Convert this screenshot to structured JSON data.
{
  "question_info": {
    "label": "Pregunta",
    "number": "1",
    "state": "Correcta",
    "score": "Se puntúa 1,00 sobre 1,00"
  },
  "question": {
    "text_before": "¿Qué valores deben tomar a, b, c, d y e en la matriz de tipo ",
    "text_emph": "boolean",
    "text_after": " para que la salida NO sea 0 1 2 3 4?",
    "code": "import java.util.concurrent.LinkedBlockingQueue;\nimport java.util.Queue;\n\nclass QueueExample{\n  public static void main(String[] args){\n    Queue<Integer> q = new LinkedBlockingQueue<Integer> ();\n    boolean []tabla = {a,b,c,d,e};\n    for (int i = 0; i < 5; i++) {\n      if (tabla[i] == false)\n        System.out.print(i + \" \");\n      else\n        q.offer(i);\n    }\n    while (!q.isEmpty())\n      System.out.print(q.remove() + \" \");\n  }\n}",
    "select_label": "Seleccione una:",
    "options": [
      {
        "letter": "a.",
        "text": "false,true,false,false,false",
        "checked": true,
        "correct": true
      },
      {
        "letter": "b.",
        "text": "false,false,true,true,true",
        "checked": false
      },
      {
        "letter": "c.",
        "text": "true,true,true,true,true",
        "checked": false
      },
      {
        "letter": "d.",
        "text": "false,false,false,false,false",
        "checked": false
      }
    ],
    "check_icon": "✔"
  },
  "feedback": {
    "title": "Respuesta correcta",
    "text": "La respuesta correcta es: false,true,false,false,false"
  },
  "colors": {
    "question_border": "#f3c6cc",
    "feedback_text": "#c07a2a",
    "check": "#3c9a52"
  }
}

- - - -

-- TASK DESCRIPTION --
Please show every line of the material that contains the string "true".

-- THE ANSWER --
        "text": "false,true,false,false,false",
        "checked": true,
        "correct": true
        "text": "false,false,true,true,true",
        "text": "true,true,true,true,true",
    "text": "La respuesta correcta es: false,true,false,false,false"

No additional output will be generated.